* [INPUT DATA]
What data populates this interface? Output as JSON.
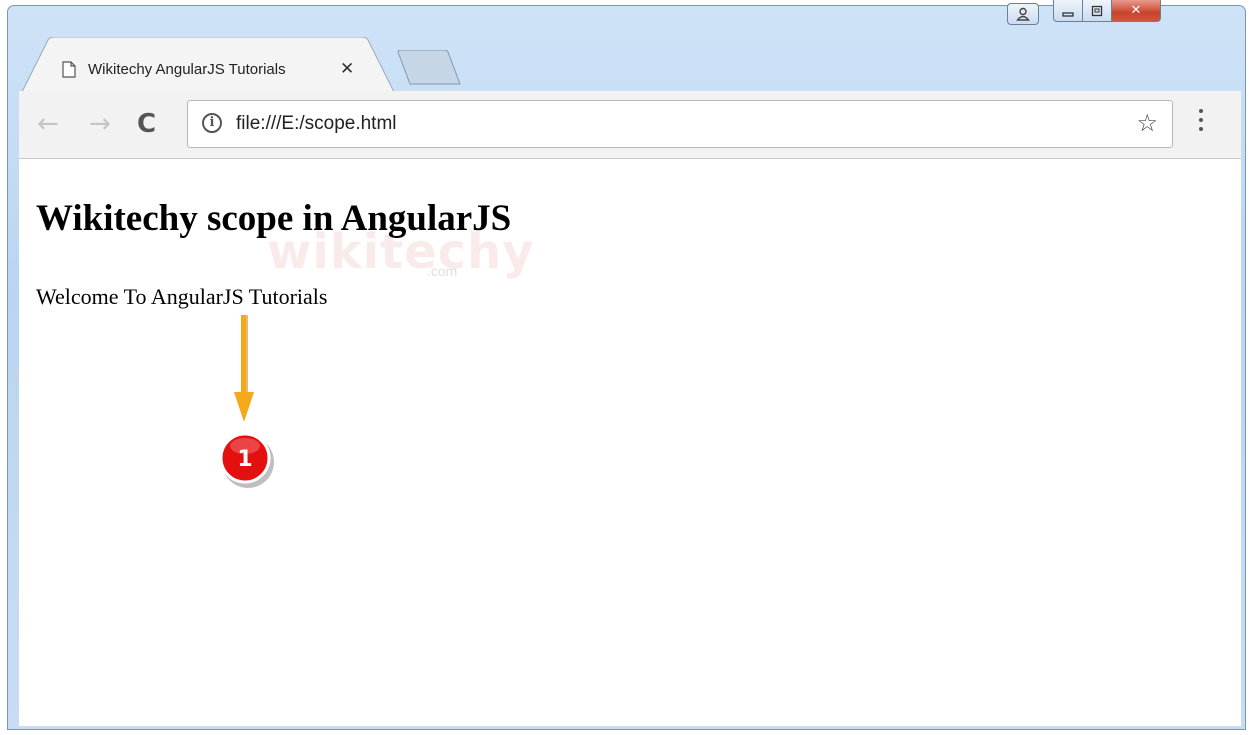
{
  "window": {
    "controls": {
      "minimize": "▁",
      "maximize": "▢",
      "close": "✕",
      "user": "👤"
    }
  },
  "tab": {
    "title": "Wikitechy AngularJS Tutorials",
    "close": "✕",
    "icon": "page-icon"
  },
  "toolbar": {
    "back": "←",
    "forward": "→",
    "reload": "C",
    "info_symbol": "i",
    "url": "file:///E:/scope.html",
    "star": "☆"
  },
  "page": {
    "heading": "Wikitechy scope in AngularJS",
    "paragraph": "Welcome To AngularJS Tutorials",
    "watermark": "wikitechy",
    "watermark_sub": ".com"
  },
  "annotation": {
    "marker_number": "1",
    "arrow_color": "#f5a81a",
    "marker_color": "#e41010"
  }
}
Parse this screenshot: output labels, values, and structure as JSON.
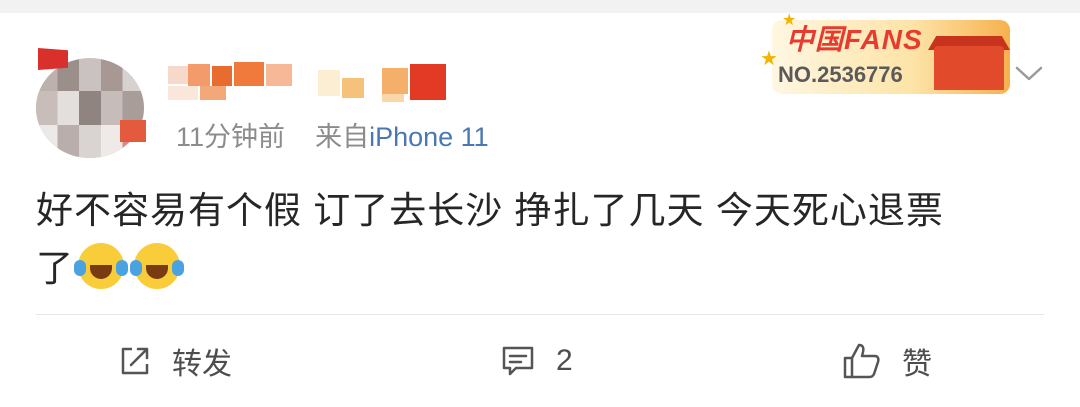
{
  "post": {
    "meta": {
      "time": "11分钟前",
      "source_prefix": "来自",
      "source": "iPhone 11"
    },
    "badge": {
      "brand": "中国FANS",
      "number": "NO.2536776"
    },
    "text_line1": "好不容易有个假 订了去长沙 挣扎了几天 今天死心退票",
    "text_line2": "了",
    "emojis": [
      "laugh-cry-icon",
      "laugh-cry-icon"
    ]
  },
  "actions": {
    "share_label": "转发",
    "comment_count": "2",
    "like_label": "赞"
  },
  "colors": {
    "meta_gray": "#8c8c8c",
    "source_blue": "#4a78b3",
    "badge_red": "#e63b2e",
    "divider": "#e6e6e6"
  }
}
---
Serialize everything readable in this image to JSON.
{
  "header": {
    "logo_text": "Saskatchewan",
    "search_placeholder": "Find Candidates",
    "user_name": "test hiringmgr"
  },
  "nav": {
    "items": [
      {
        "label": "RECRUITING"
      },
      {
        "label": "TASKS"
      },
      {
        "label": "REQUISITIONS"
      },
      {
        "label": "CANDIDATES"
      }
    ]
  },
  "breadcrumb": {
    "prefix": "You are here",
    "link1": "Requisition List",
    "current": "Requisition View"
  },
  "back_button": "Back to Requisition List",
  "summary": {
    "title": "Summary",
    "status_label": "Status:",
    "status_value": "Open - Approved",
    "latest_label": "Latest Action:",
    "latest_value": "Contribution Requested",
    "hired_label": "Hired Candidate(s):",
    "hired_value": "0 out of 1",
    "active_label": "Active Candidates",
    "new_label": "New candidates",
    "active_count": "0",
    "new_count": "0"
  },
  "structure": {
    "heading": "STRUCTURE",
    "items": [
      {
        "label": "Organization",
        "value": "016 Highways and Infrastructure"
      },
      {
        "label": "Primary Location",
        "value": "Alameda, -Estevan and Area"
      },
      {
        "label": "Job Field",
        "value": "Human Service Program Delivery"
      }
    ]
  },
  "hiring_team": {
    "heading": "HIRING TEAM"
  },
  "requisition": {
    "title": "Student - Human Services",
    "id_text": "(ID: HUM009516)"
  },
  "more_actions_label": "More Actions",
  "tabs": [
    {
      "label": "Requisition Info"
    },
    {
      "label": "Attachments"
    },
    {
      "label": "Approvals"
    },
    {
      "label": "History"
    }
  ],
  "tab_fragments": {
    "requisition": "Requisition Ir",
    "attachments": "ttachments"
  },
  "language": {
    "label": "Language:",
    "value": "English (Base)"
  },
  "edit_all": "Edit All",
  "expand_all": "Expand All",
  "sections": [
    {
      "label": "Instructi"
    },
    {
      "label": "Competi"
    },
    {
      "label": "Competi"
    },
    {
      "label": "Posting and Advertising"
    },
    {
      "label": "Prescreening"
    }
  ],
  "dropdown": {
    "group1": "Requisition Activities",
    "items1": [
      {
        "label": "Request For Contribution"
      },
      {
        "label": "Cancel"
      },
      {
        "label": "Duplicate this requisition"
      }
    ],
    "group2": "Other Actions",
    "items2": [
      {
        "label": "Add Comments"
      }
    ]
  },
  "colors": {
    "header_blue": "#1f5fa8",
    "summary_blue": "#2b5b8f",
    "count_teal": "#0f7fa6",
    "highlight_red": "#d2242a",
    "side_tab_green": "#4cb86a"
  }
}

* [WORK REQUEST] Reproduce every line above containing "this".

* [FINISHED TASK]
What data populates this interface? Output as JSON.
Parse this screenshot: output labels, values, and structure as JSON.
Serialize everything readable in this image to JSON.
        "label": "Duplicate this requisition"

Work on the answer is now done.